■ **WORK ORDER**
Report, as a bare number, how many lines in the data contain "this".

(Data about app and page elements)
◆ ◆ ◆

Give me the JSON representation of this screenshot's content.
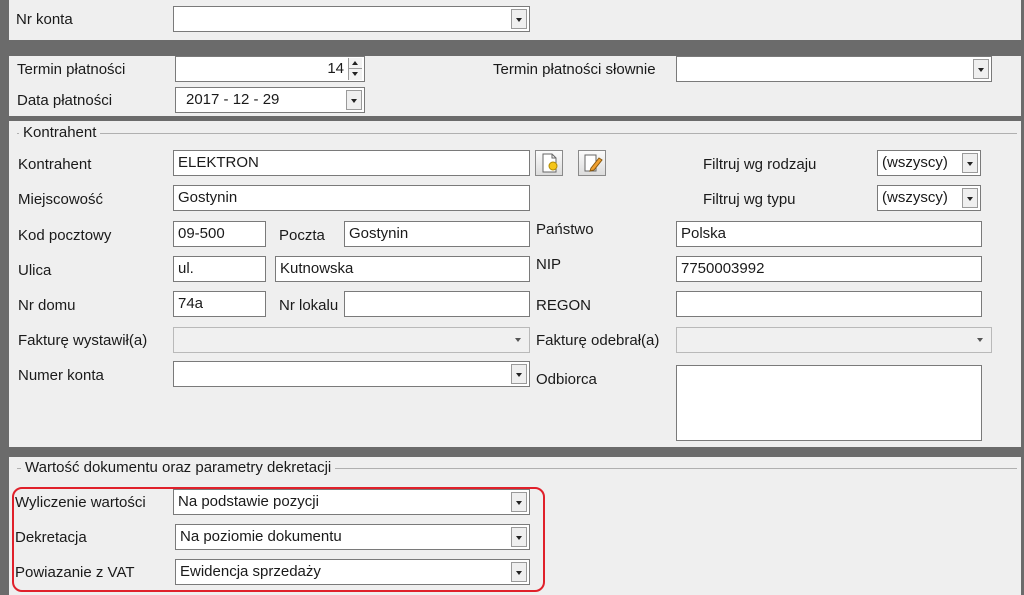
{
  "account_section": {
    "nr_konta_label": "Nr konta",
    "nr_konta_value": ""
  },
  "payment_section": {
    "termin_label": "Termin płatności",
    "termin_value": "14",
    "termin_slownie_label": "Termin płatności słownie",
    "termin_slownie_value": "",
    "data_label": "Data płatności",
    "data_value": "2017 - 12 - 29"
  },
  "kontrahent": {
    "group_title": "Kontrahent",
    "kontrahent_label": "Kontrahent",
    "kontrahent_value": "ELEKTRON",
    "miejscowosc_label": "Miejscowość",
    "miejscowosc_value": "Gostynin",
    "kod_label": "Kod pocztowy",
    "kod_value": "09-500",
    "poczta_label": "Poczta",
    "poczta_value": "Gostynin",
    "ulica_label": "Ulica",
    "ulica_prefix": "ul.",
    "ulica_value": "Kutnowska",
    "nr_domu_label": "Nr domu",
    "nr_domu_value": "74a",
    "nr_lokalu_label": "Nr lokalu",
    "nr_lokalu_value": "",
    "wystawil_label": "Fakturę wystawił(a)",
    "wystawil_value": "",
    "numer_konta_label": "Numer konta",
    "numer_konta_value": "",
    "filtruj_rodzaj_label": "Filtruj wg rodzaju",
    "filtruj_rodzaj_value": "(wszyscy)",
    "filtruj_typ_label": "Filtruj wg typu",
    "filtruj_typ_value": "(wszyscy)",
    "panstwo_label": "Państwo",
    "panstwo_value": "Polska",
    "nip_label": "NIP",
    "nip_value": "7750003992",
    "regon_label": "REGON",
    "regon_value": "",
    "odebral_label": "Fakturę odebrał(a)",
    "odebral_value": "",
    "odbiorca_label": "Odbiorca",
    "odbiorca_value": "",
    "icons": [
      "new-document-icon",
      "edit-document-icon"
    ]
  },
  "wartosc": {
    "group_title": "Wartość dokumentu oraz parametry dekretacji",
    "wyliczenie_label": "Wyliczenie wartości",
    "wyliczenie_value": "Na podstawie pozycji",
    "dekretacja_label": "Dekretacja",
    "dekretacja_value": "Na poziomie dokumentu",
    "powiazanie_label": "Powiazanie z VAT",
    "powiazanie_value": "Ewidencja sprzedaży",
    "highlight_color": "#e0202a"
  },
  "colors": {
    "panel_bg": "#efefef",
    "separator_band": "#6b6b6b"
  }
}
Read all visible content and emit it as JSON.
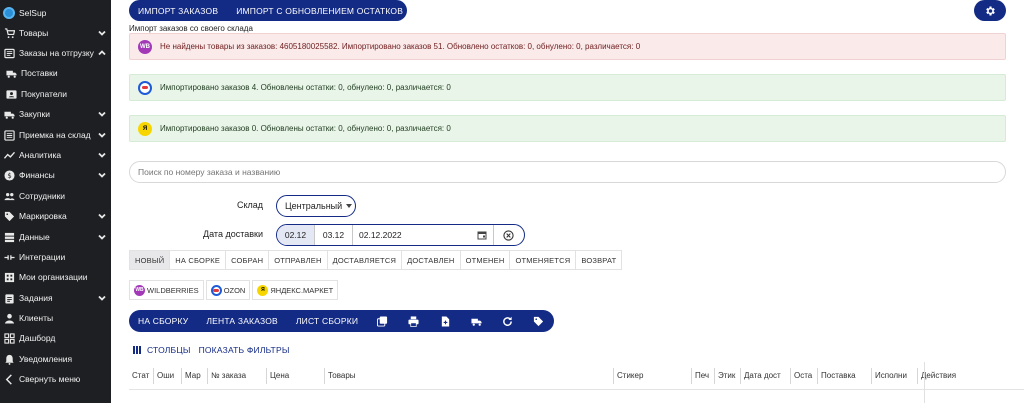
{
  "sidebar": {
    "brand": "SelSup",
    "items": [
      {
        "label": "Товары",
        "icon": "cart-icon",
        "chevron": true
      },
      {
        "label": "Заказы на отгрузку",
        "icon": "box-icon",
        "chevron": true
      },
      {
        "label": "Поставки",
        "icon": "truck-icon",
        "chevron": false
      },
      {
        "label": "Покупатели",
        "icon": "contacts-icon",
        "chevron": false
      },
      {
        "label": "Закупки",
        "icon": "transport-icon",
        "chevron": true
      },
      {
        "label": "Приемка на склад",
        "icon": "list-icon",
        "chevron": true
      },
      {
        "label": "Аналитика",
        "icon": "chart-icon",
        "chevron": true
      },
      {
        "label": "Финансы",
        "icon": "dollar-icon",
        "chevron": true
      },
      {
        "label": "Сотрудники",
        "icon": "people-icon",
        "chevron": false
      },
      {
        "label": "Маркировка",
        "icon": "tag-icon",
        "chevron": true
      },
      {
        "label": "Данные",
        "icon": "database-icon",
        "chevron": true
      },
      {
        "label": "Интеграции",
        "icon": "integration-icon",
        "chevron": false
      },
      {
        "label": "Мои организации",
        "icon": "organization-icon",
        "chevron": false
      },
      {
        "label": "Задания",
        "icon": "clipboard-icon",
        "chevron": true
      },
      {
        "label": "Клиенты",
        "icon": "person-icon",
        "chevron": false
      },
      {
        "label": "Дашборд",
        "icon": "dashboard-icon",
        "chevron": false
      },
      {
        "label": "Уведомления",
        "icon": "bell-icon",
        "chevron": false
      },
      {
        "label": "Свернуть меню",
        "icon": "chevron-left-icon",
        "chevron": false
      }
    ]
  },
  "toolbar": {
    "import_orders": "ИМПОРТ ЗАКАЗОВ",
    "import_with_stock": "ИМПОРТ С ОБНОВЛЕНИЕМ ОСТАТКОВ"
  },
  "section_title": "Импорт заказов со своего склада",
  "alerts": [
    {
      "marketplace": "wildberries",
      "badge": "WB",
      "type": "error",
      "text": "Не найдены товары из заказов: 4605180025582. Импортировано заказов 51. Обновлено остатков: 0, обнулено: 0, различается: 0"
    },
    {
      "marketplace": "ozon",
      "badge": "",
      "type": "success",
      "text": "Импортировано заказов 4. Обновлены остатки: 0, обнулено: 0, различается: 0"
    },
    {
      "marketplace": "yandex",
      "badge": "Я",
      "type": "success",
      "text": "Импортировано заказов 0. Обновлены остатки: 0, обнулено: 0, различается: 0"
    }
  ],
  "search": {
    "placeholder": "Поиск по номеру заказа и названию"
  },
  "filters": {
    "warehouse_label": "Склад",
    "warehouse_value": "Центральный",
    "delivery_label": "Дата доставки",
    "date_chip_1": "02.12",
    "date_chip_2": "03.12",
    "date_value": "02.12.2022"
  },
  "status_tabs": [
    "НОВЫЙ",
    "НА СБОРКЕ",
    "СОБРАН",
    "ОТПРАВЛЕН",
    "ДОСТАВЛЯЕТСЯ",
    "ДОСТАВЛЕН",
    "ОТМЕНЕН",
    "ОТМЕНЯЕТСЯ",
    "ВОЗВРАТ"
  ],
  "marketplace_tabs": [
    {
      "label": "WILDBERRIES",
      "badge": "WB"
    },
    {
      "label": "OZON",
      "badge": ""
    },
    {
      "label": "ЯНДЕКС.МАРКЕТ",
      "badge": "Я"
    }
  ],
  "actions": {
    "to_assembly": "НА СБОРКУ",
    "orders_feed": "ЛЕНТА ЗАКАЗОВ",
    "assembly_sheet": "ЛИСТ СБОРКИ"
  },
  "columns_bar": {
    "columns": "СТОЛБЦЫ",
    "show_filters": "ПОКАЗАТЬ ФИЛЬТРЫ"
  },
  "table": {
    "headers": [
      "Стат",
      "Оши",
      "Мар",
      "№ заказа",
      "Цена",
      "Товары",
      "Стикер",
      "Печ",
      "Этик",
      "Дата дост",
      "Оста",
      "Поставка",
      "Исполни",
      "Действия"
    ]
  },
  "colors": {
    "primary": "#142b86",
    "sidebar": "#1d1f22"
  }
}
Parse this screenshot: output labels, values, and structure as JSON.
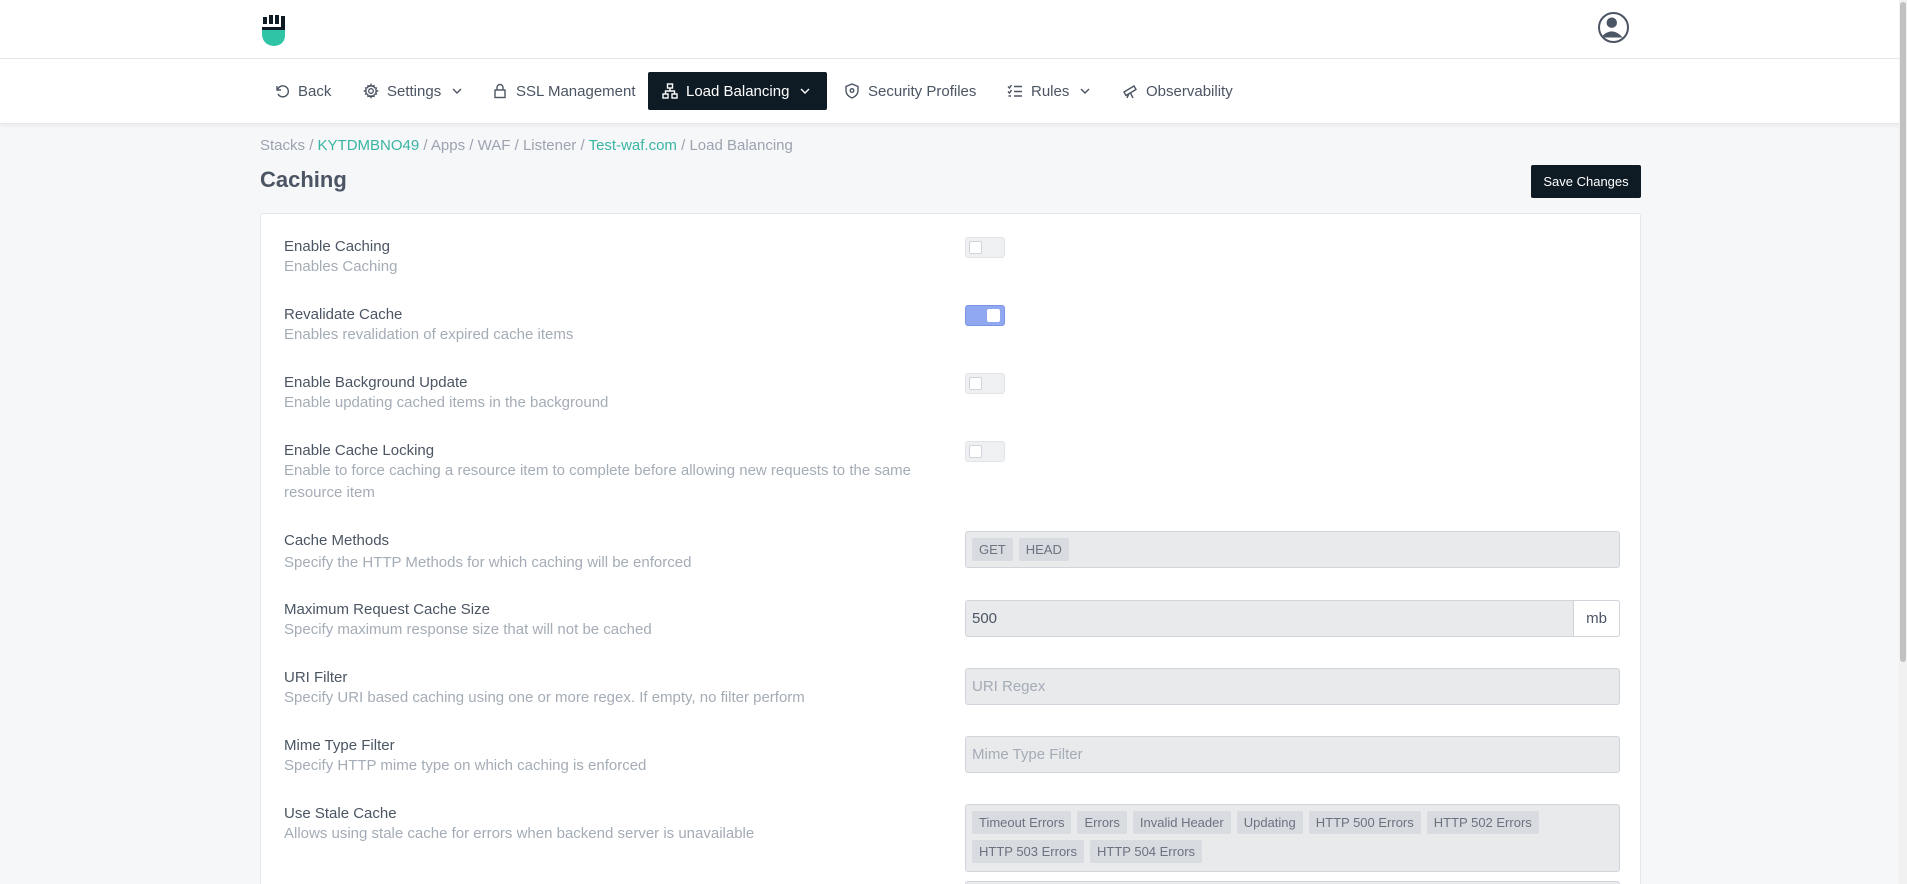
{
  "header": {
    "logo_icon": "fist-shield-logo",
    "avatar_icon": "user-avatar-icon"
  },
  "nav": {
    "items": [
      {
        "label": "Back",
        "icon": "back-arrow-icon"
      },
      {
        "label": "Settings",
        "icon": "gear-icon",
        "dropdown": true
      },
      {
        "label": "SSL Management",
        "icon": "lock-icon"
      },
      {
        "label": "Load Balancing",
        "icon": "network-icon",
        "dropdown": true,
        "active": true
      },
      {
        "label": "Security Profiles",
        "icon": "shield-icon"
      },
      {
        "label": "Rules",
        "icon": "list-check-icon",
        "dropdown": true
      },
      {
        "label": "Observability",
        "icon": "telescope-icon"
      }
    ]
  },
  "breadcrumb": {
    "stacks": "Stacks",
    "stack_id": "KYTDMBNO49",
    "apps": "Apps",
    "waf": "WAF",
    "listener": "Listener",
    "domain": "Test-waf.com",
    "current": "Load Balancing",
    "sep": "/"
  },
  "page": {
    "title": "Caching",
    "save_label": "Save Changes"
  },
  "settings": {
    "enable_caching": {
      "label": "Enable Caching",
      "desc": "Enables Caching",
      "on": false
    },
    "revalidate_cache": {
      "label": "Revalidate Cache",
      "desc": "Enables revalidation of expired cache items",
      "on": true
    },
    "background_update": {
      "label": "Enable Background Update",
      "desc": "Enable updating cached items in the background",
      "on": false
    },
    "cache_locking": {
      "label": "Enable Cache Locking",
      "desc": "Enable to force caching a resource item to complete before allowing new requests to the same resource item",
      "on": false
    },
    "cache_methods": {
      "label": "Cache Methods",
      "desc": "Specify the HTTP Methods for which caching will be enforced",
      "tags": [
        "GET",
        "HEAD"
      ]
    },
    "max_cache_size": {
      "label": "Maximum Request Cache Size",
      "desc": "Specify maximum response size that will not be cached",
      "value": "500",
      "unit": "mb"
    },
    "uri_filter": {
      "label": "URI Filter",
      "desc": "Specify URI based caching using one or more regex. If empty, no filter perform",
      "placeholder": "URI Regex"
    },
    "mime_filter": {
      "label": "Mime Type Filter",
      "desc": "Specify HTTP mime type on which caching is enforced",
      "placeholder": "Mime Type Filter"
    },
    "stale_cache": {
      "label": "Use Stale Cache",
      "desc": "Allows using stale cache for errors when backend server is unavailable",
      "tags": [
        "Timeout Errors",
        "Errors",
        "Invalid Header",
        "Updating",
        "HTTP 500 Errors",
        "HTTP 502 Errors",
        "HTTP 503 Errors",
        "HTTP 504 Errors"
      ]
    }
  }
}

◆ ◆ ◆

■ **WRITTEN SOLUTION**
2